+++ Entries shown +++

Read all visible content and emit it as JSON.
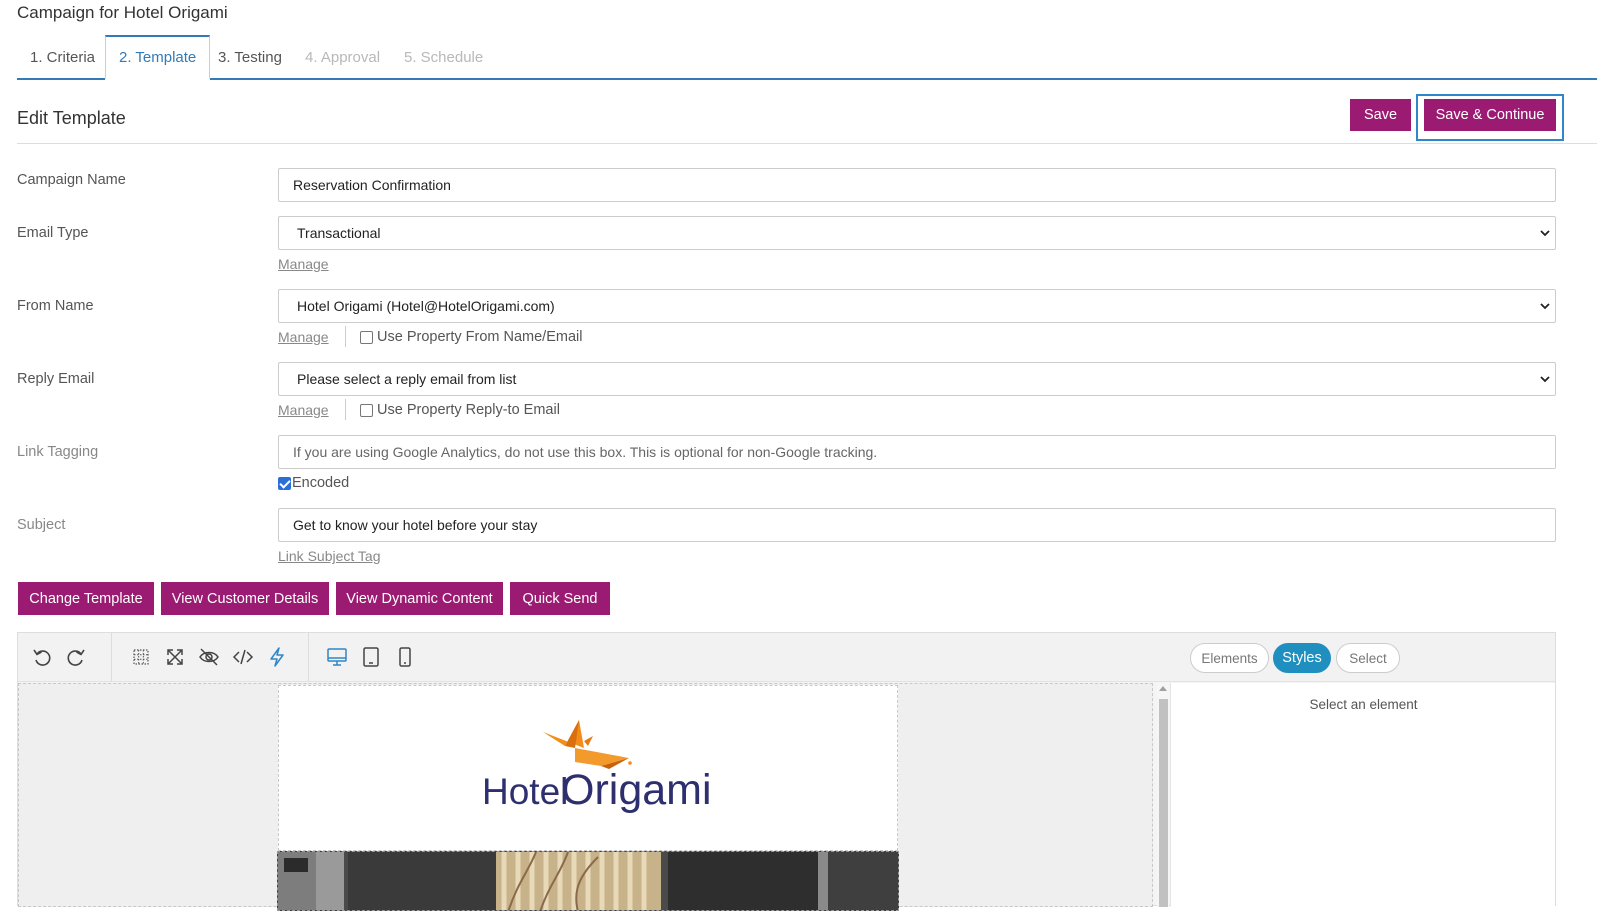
{
  "page": {
    "title": "Campaign for Hotel Origami"
  },
  "tabs": [
    {
      "label": "1. Criteria",
      "state": "done"
    },
    {
      "label": "2. Template",
      "state": "active"
    },
    {
      "label": "3. Testing",
      "state": "done"
    },
    {
      "label": "4. Approval",
      "state": "disabled"
    },
    {
      "label": "5. Schedule",
      "state": "disabled"
    }
  ],
  "section": {
    "title": "Edit Template"
  },
  "actions": {
    "save": "Save",
    "save_continue": "Save & Continue"
  },
  "form": {
    "campaign_name": {
      "label": "Campaign Name",
      "value": "Reservation Confirmation"
    },
    "email_type": {
      "label": "Email Type",
      "value": "Transactional",
      "manage": "Manage"
    },
    "from_name": {
      "label": "From Name",
      "value": "Hotel Origami (Hotel@HotelOrigami.com)",
      "manage": "Manage",
      "checkbox_label": "Use Property From Name/Email",
      "checked": false
    },
    "reply_email": {
      "label": "Reply Email",
      "value": "Please select a reply email from list",
      "manage": "Manage",
      "checkbox_label": "Use Property Reply-to Email",
      "checked": false
    },
    "link_tagging": {
      "label": "Link Tagging",
      "placeholder": "If you are using Google Analytics, do not use this box. This is optional for non-Google tracking.",
      "checkbox_label": "Encoded",
      "checked": true
    },
    "subject": {
      "label": "Subject",
      "value": "Get to know your hotel before your stay",
      "link": "Link Subject Tag"
    }
  },
  "buttons": {
    "change_template": "Change Template",
    "view_customer_details": "View Customer Details",
    "view_dynamic_content": "View Dynamic Content",
    "quick_send": "Quick Send"
  },
  "editor": {
    "toolbar_icons": [
      "undo-icon",
      "redo-icon",
      "grid-icon",
      "fullscreen-icon",
      "preview-hidden-icon",
      "code-icon",
      "lightning-icon",
      "desktop-icon",
      "tablet-icon",
      "mobile-icon"
    ],
    "panel_tabs": [
      "Elements",
      "Styles",
      "Select"
    ],
    "active_panel_tab": "Styles",
    "panel_message": "Select an element"
  },
  "email_preview": {
    "logo_text_1": "Hotel",
    "logo_text_2": "Origami"
  },
  "colors": {
    "primary": "#9b1b73",
    "accent": "#337ab7",
    "pill_active": "#1f8fc0",
    "logo_navy": "#2d2f6e",
    "logo_orange": "#f28c1a"
  }
}
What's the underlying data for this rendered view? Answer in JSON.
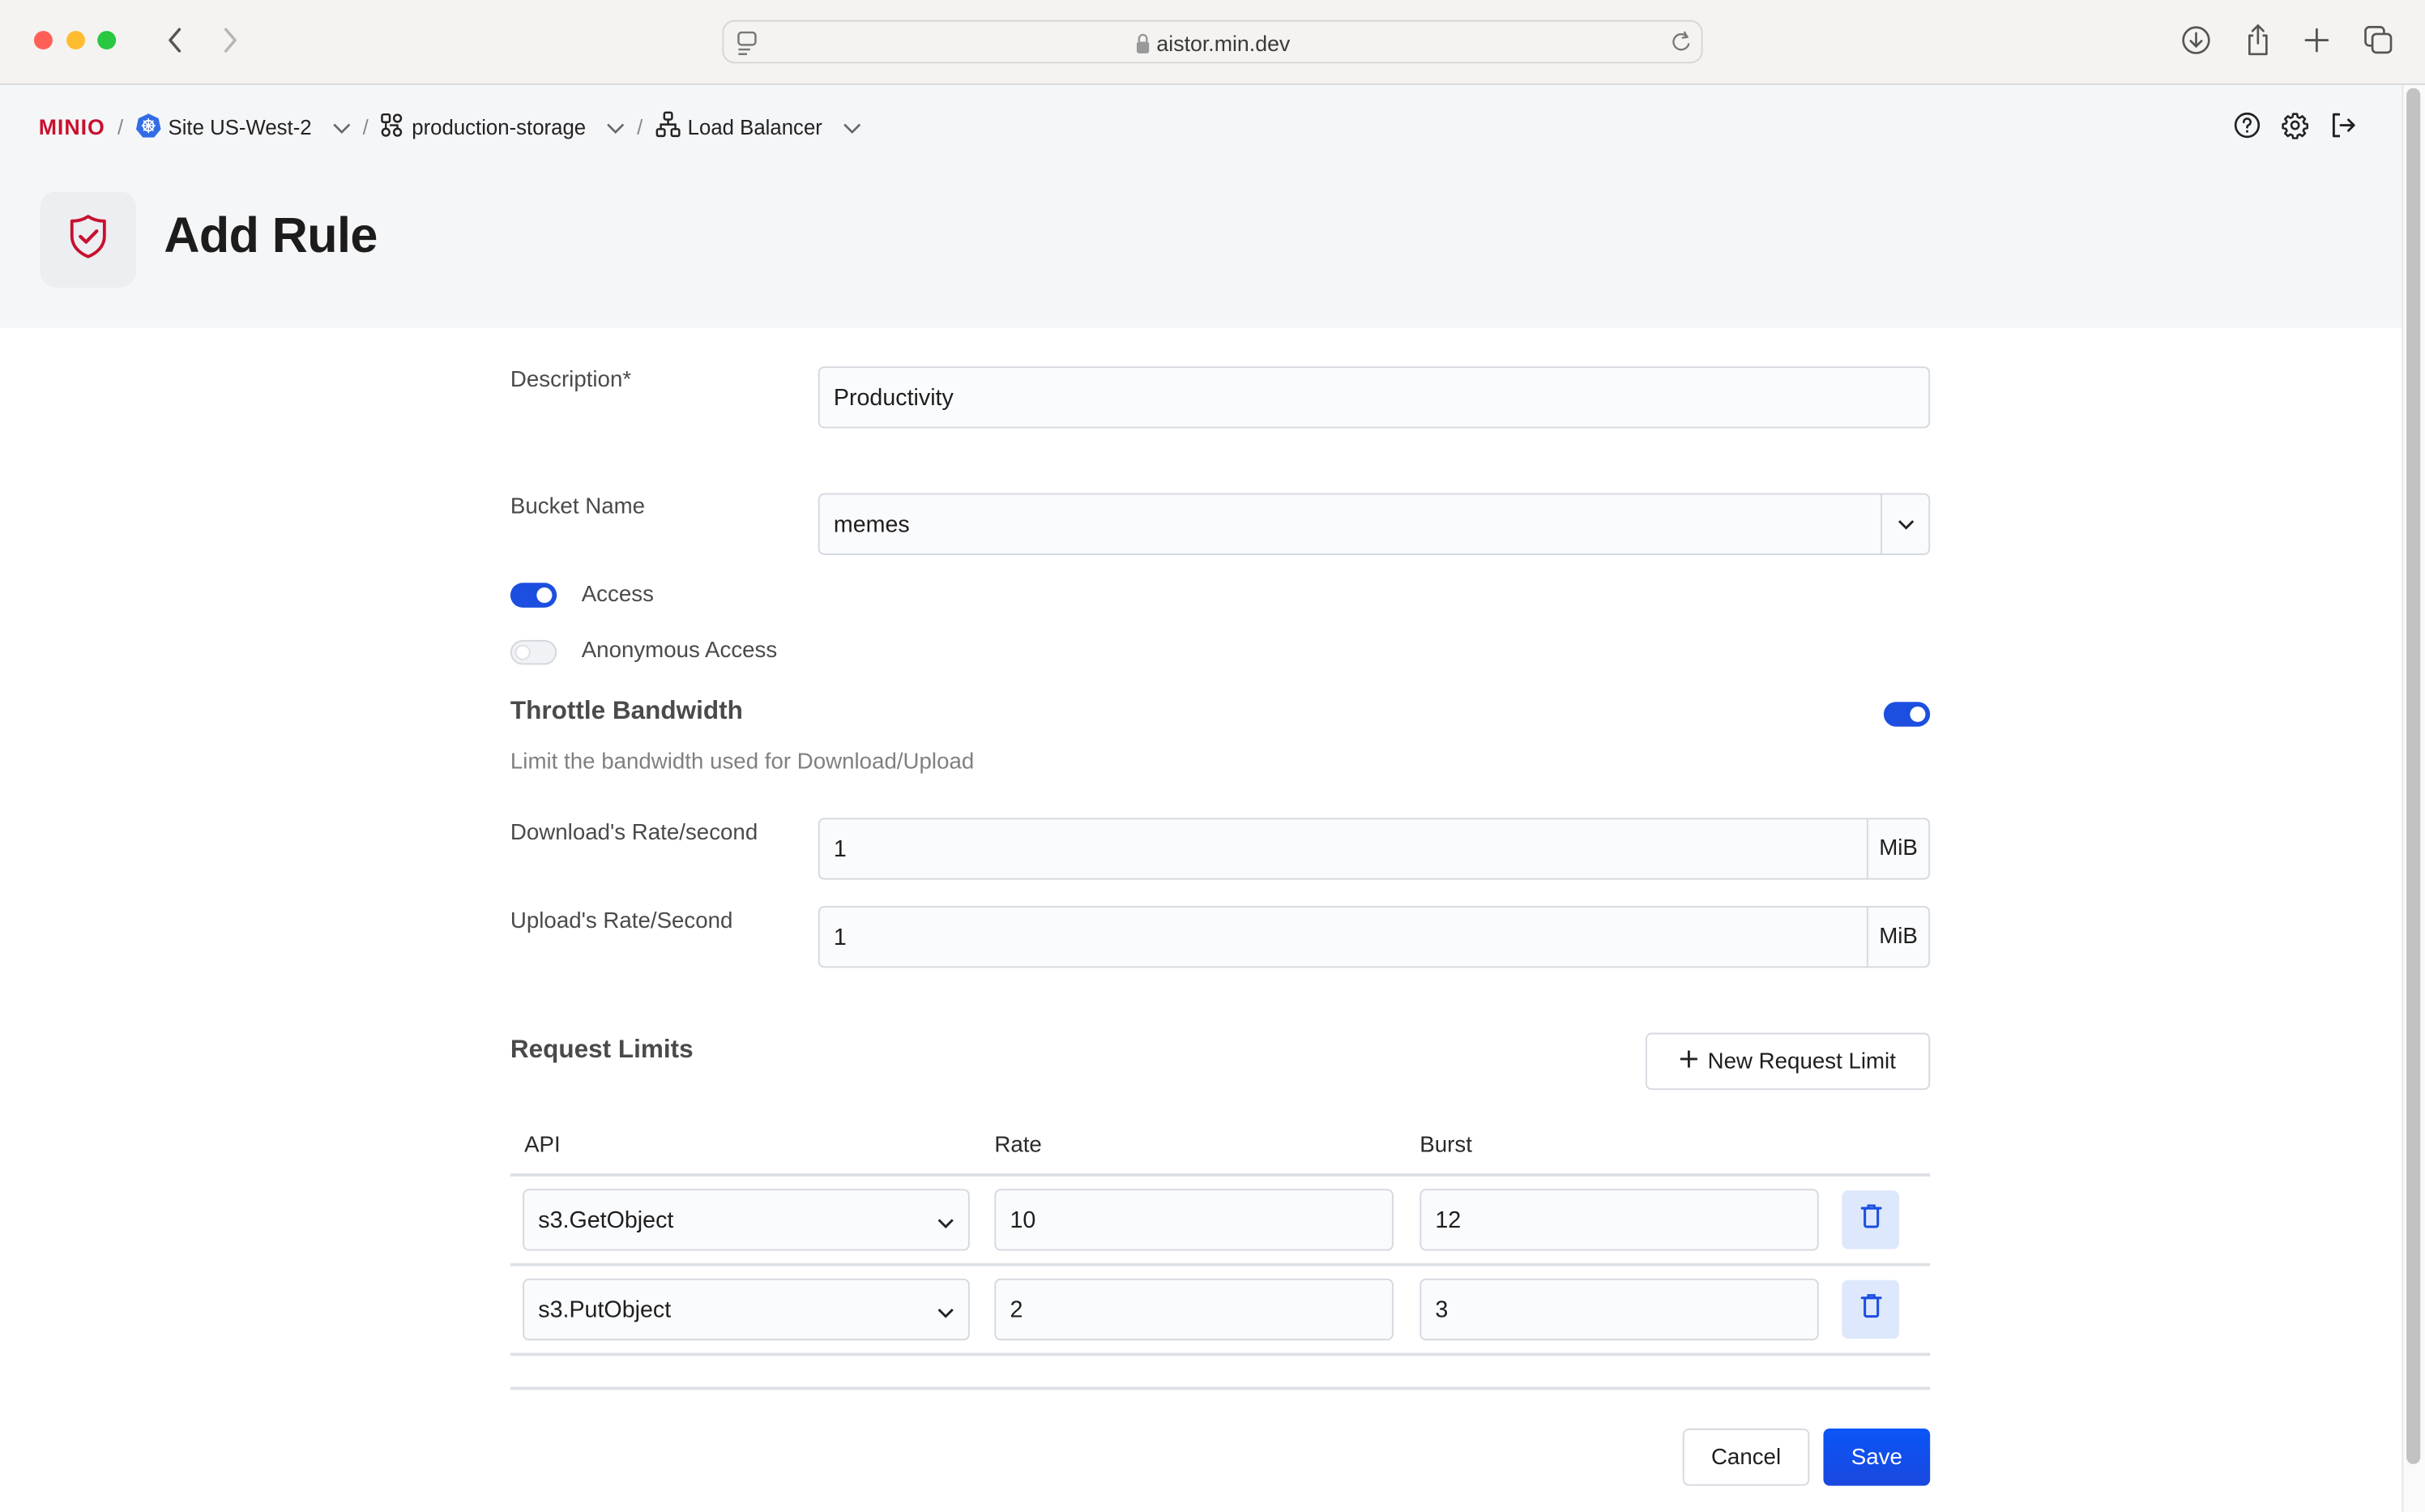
{
  "browser": {
    "url": "aistor.min.dev",
    "icons": [
      "back-icon",
      "forward-icon",
      "sidebar-icon",
      "lock-icon",
      "reload-icon",
      "download-icon",
      "share-icon",
      "new-tab-icon",
      "tabs-overview-icon"
    ]
  },
  "brand": {
    "logo_text": "MINIO",
    "accent": "#c8102e"
  },
  "breadcrumb": [
    {
      "label": "Site US-West-2",
      "icon": "kubernetes-icon"
    },
    {
      "label": "production-storage",
      "icon": "cluster-icon"
    },
    {
      "label": "Load Balancer",
      "icon": "network-icon"
    }
  ],
  "header_actions": [
    "help-icon",
    "settings-icon",
    "logout-icon"
  ],
  "page": {
    "title": "Add Rule",
    "icon": "shield-check-icon"
  },
  "form": {
    "description": {
      "label": "Description*",
      "value": "Productivity"
    },
    "bucket": {
      "label": "Bucket Name",
      "value": "memes"
    },
    "access": {
      "label": "Access",
      "enabled": true
    },
    "anonymous_access": {
      "label": "Anonymous Access",
      "enabled": false
    },
    "throttle": {
      "title": "Throttle Bandwidth",
      "enabled": true,
      "hint": "Limit the bandwidth used for Download/Upload",
      "download": {
        "label": "Download's Rate/second",
        "value": "1",
        "unit": "MiB"
      },
      "upload": {
        "label": "Upload's Rate/Second",
        "value": "1",
        "unit": "MiB"
      }
    },
    "request_limits": {
      "title": "Request Limits",
      "add_label": "New Request Limit",
      "columns": [
        "API",
        "Rate",
        "Burst"
      ],
      "rows": [
        {
          "api": "s3.GetObject",
          "rate": "10",
          "burst": "12"
        },
        {
          "api": "s3.PutObject",
          "rate": "2",
          "burst": "3"
        }
      ]
    },
    "cancel_label": "Cancel",
    "save_label": "Save"
  },
  "colors": {
    "primary": "#1c4fe0",
    "delete_bg": "#dde8fc"
  }
}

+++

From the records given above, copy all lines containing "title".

_Task result_.
    "title": "Campaign for Hotel Origami"
    "title": "Edit Template"
    "title": "Add Rule",
      "title": "Throttle Bandwidth",
      "title": "Request Limits",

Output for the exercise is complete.